Dataset rows describing interfaces
....
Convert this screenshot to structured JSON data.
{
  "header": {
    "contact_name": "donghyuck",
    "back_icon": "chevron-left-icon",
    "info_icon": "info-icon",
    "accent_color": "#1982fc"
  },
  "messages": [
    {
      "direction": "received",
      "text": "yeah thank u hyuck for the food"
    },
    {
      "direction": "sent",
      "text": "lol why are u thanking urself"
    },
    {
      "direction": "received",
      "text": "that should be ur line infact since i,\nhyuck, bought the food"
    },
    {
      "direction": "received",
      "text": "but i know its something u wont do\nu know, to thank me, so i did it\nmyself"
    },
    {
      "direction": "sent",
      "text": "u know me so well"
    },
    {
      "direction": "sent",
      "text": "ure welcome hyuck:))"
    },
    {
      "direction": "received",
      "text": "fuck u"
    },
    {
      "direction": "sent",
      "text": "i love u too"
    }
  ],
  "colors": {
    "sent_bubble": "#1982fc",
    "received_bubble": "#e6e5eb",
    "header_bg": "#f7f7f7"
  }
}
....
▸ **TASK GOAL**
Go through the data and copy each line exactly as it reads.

▸ **WRITTEN ANSWER**
Convert this screenshot to structured JSON data.
{
  "header": {
    "contact_name": "donghyuck",
    "back_icon": "chevron-left-icon",
    "info_icon": "info-icon",
    "accent_color": "#1982fc"
  },
  "messages": [
    {
      "direction": "received",
      "text": "yeah thank u hyuck for the food"
    },
    {
      "direction": "sent",
      "text": "lol why are u thanking urself"
    },
    {
      "direction": "received",
      "text": "that should be ur line infact since i,\nhyuck, bought the food"
    },
    {
      "direction": "received",
      "text": "but i know its something u wont do\nu know, to thank me, so i did it\nmyself"
    },
    {
      "direction": "sent",
      "text": "u know me so well"
    },
    {
      "direction": "sent",
      "text": "ure welcome hyuck:))"
    },
    {
      "direction": "received",
      "text": "fuck u"
    },
    {
      "direction": "sent",
      "text": "i love u too"
    }
  ],
  "colors": {
    "sent_bubble": "#1982fc",
    "received_bubble": "#e6e5eb",
    "header_bg": "#f7f7f7"
  }
}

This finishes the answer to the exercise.